DATA TO USE:
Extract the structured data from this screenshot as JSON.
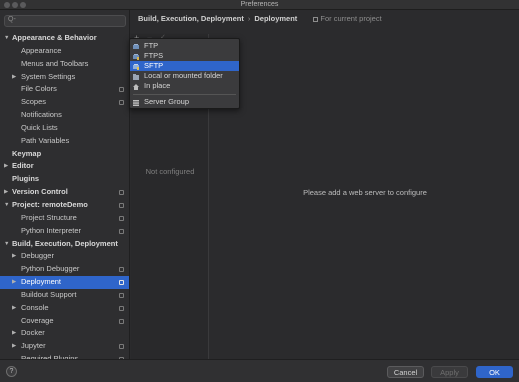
{
  "window": {
    "title": "Preferences"
  },
  "search": {
    "glyph": "Q-"
  },
  "tree": [
    {
      "label": "Appearance & Behavior",
      "level": 0,
      "expander": "open",
      "bold": true,
      "cfg": false
    },
    {
      "label": "Appearance",
      "level": 1,
      "expander": "none",
      "bold": false,
      "cfg": false
    },
    {
      "label": "Menus and Toolbars",
      "level": 1,
      "expander": "none",
      "bold": false,
      "cfg": false
    },
    {
      "label": "System Settings",
      "level": 1,
      "expander": "closed",
      "bold": false,
      "cfg": false
    },
    {
      "label": "File Colors",
      "level": 1,
      "expander": "none",
      "bold": false,
      "cfg": true
    },
    {
      "label": "Scopes",
      "level": 1,
      "expander": "none",
      "bold": false,
      "cfg": true
    },
    {
      "label": "Notifications",
      "level": 1,
      "expander": "none",
      "bold": false,
      "cfg": false
    },
    {
      "label": "Quick Lists",
      "level": 1,
      "expander": "none",
      "bold": false,
      "cfg": false
    },
    {
      "label": "Path Variables",
      "level": 1,
      "expander": "none",
      "bold": false,
      "cfg": false
    },
    {
      "label": "Keymap",
      "level": 0,
      "expander": "none",
      "bold": true,
      "cfg": false
    },
    {
      "label": "Editor",
      "level": 0,
      "expander": "closed",
      "bold": true,
      "cfg": false
    },
    {
      "label": "Plugins",
      "level": 0,
      "expander": "none",
      "bold": true,
      "cfg": false
    },
    {
      "label": "Version Control",
      "level": 0,
      "expander": "closed",
      "bold": true,
      "cfg": true
    },
    {
      "label": "Project: remoteDemo",
      "level": 0,
      "expander": "open",
      "bold": true,
      "cfg": true
    },
    {
      "label": "Project Structure",
      "level": 1,
      "expander": "none",
      "bold": false,
      "cfg": true
    },
    {
      "label": "Python Interpreter",
      "level": 1,
      "expander": "none",
      "bold": false,
      "cfg": true
    },
    {
      "label": "Build, Execution, Deployment",
      "level": 0,
      "expander": "open",
      "bold": true,
      "cfg": false
    },
    {
      "label": "Debugger",
      "level": 1,
      "expander": "closed",
      "bold": false,
      "cfg": false
    },
    {
      "label": "Python Debugger",
      "level": 1,
      "expander": "none",
      "bold": false,
      "cfg": true
    },
    {
      "label": "Deployment",
      "level": 1,
      "expander": "closed",
      "bold": false,
      "cfg": true,
      "selected": true
    },
    {
      "label": "Buildout Support",
      "level": 1,
      "expander": "none",
      "bold": false,
      "cfg": true
    },
    {
      "label": "Console",
      "level": 1,
      "expander": "closed",
      "bold": false,
      "cfg": true
    },
    {
      "label": "Coverage",
      "level": 1,
      "expander": "none",
      "bold": false,
      "cfg": true
    },
    {
      "label": "Docker",
      "level": 1,
      "expander": "closed",
      "bold": false,
      "cfg": false
    },
    {
      "label": "Jupyter",
      "level": 1,
      "expander": "closed",
      "bold": false,
      "cfg": true
    },
    {
      "label": "Required Plugins",
      "level": 1,
      "expander": "none",
      "bold": false,
      "cfg": true
    }
  ],
  "breadcrumb": {
    "section": "Build, Execution, Deployment",
    "separator": "›",
    "page": "Deployment",
    "scope": "For current project"
  },
  "toolbar": {
    "add": "+",
    "remove": "−",
    "apply": "✓"
  },
  "add_menu": {
    "items": [
      {
        "label": "FTP",
        "icon": "ftp-icon",
        "selected": false
      },
      {
        "label": "FTPS",
        "icon": "ftps-icon",
        "selected": false
      },
      {
        "label": "SFTP",
        "icon": "sftp-icon",
        "selected": true
      },
      {
        "label": "Local or mounted folder",
        "icon": "folder-icon",
        "selected": false
      },
      {
        "label": "In place",
        "icon": "home-icon",
        "selected": false
      }
    ],
    "group_item": {
      "label": "Server Group",
      "icon": "server-group-icon"
    }
  },
  "servers_panel": {
    "empty_text": "Not configured"
  },
  "details_panel": {
    "message": "Please add a web server to configure"
  },
  "footer": {
    "help": "?",
    "cancel": "Cancel",
    "apply": "Apply",
    "ok": "OK"
  },
  "colors": {
    "accent": "#2f65ca",
    "background": "#2b2b2d",
    "sidebar": "#2e2e30"
  }
}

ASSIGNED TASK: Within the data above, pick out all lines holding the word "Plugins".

EXERCISE OUTPUT:
      "label": "Plugins",
      "label": "Required Plugins",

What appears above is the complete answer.